On April 21st 2015, Google released a new mobile friendly ranking algorithm, favouring mobile friendly web pages in the search results.
They basically said if your website wasn’t mobile friendly you should expect to see a decrease in search engine rankings.
According to comScore, mobile has surpassed desktop internet traffic, making it both the present and the future.
Mobile users now expect an internet experience optimised for their mobile devices:
46% of consumers said they wouldn’t return to a website if it hadn’t loaded properly on their mobile device the first time.
You may have noticed that text labels have been added to snippets in mobile search results, alerting users to whether the web page has been developed for mobile device.
It’s likely that more and more users will start noticing this, resulting in the click through rate (CTR) of web pages that do not display the tag to decrease.
How do I Check my website is mobile friendly?
Head over to Google’s Mobile-Friendly Test Tool and enter your page URL:
Unfortunately, aside from the hints on the left, if your site returns a “no” you really don’t get that much feedback.
I mean it’s brilliant WilliCreative got a YES, (which we kind of knew already) but are there any areas for improvement?
As you can see from the screenshot, Google considers 5 rules that impact whether a website is mobile friendly:

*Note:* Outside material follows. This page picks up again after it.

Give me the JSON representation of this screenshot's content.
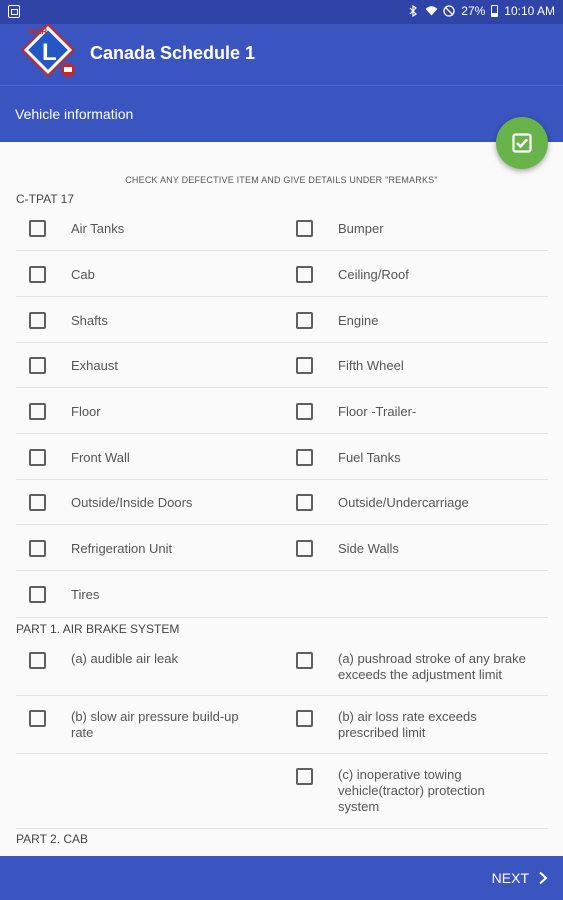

1) Viewport Configuration
Problems occur when you do not specify a viewport meta tag or specify a viewport that fails to adapt to different screen sizes.
Google recommends the following:
<meta name=viewport content =”width=device-width, initial-scale=1″>
In layman’s terms the above is simply telling the browser to make the width of the page the same as the screen size and as wide as it can be within that screen, in the event a user turns their phone sideways.
2) Font legibility
Problems occur when text on a web page is too small for users to read.
3) Use of incompatible plugins
Problems occur when plugins that most mobile browsers don’t support like Silverlight or Flash are used.
4) Content to Viewport
Problems occur when the web page fails to fit horizontally within the viewport size.
5) Size and Proximity of Links
Problems occur when form fields, links and buttons are either too close together or too small for a user to easily tap on a touch screen device.
If you wish to dig further I suggest using Google Search Consoles usability report. It will provide you information on crawl errors under the smartphone option:
It will also allow you to compare mobile and smartphone traffic and search engine rankings. Lower mobile rankings may indicate you have a problem.
What if my website isn’t mobile friendly?
1) Create a mobile version of your current website.
It’s a cost effective solution for those on a limited budget, however it’s important to understand you will be creating a second site, which means you will have to update two sites rather than one. This will increase workload and possibly infuriate users if their is less content available on the mobile version of your website
2) Use a plugin
If your website has been developed on a content management system (CMS), there are several plugins available that provide solutions to making your website mobile friendly.
Using extensions to help render content for mobile devices, WP-touch is used on over 5.5 million WordPress blogs.
JetPack provides a secondary option via it’s “Mobile Theme”, which can be used for the optimization of a WordPress site for mobile devices.
JoomlaShine provides a simple option to make your website responsive if you are running the Joomla platform.
3) Redesign The Website
Responsive design ensures the same code for the website works across multiple screen resolutions.
No matter the size of the device – tablet or smartphone, you have a site that is relatively consistent across the board.
If your website is running on a CMS, an option would be to simply change to a responsive theme. Although this sounds like a simple and quick fix, it may cause changes to your website, particularly within widget areas.
Using a plugin like Theme Test Drive, will allow you to view the changes before making a decision.
If you have the budget, employing the services of a web designer could be the best option. Maybe it’s time for a change and the design and development of a brand new site would compliment the growth and success your business is currently receiving?
I’ve heard WilliCreative are excellent and very reasonable
If you require further information, those friendly people at Google have put together a comprehensive guide on how to make your website mobile friendly.
Comments, questions below.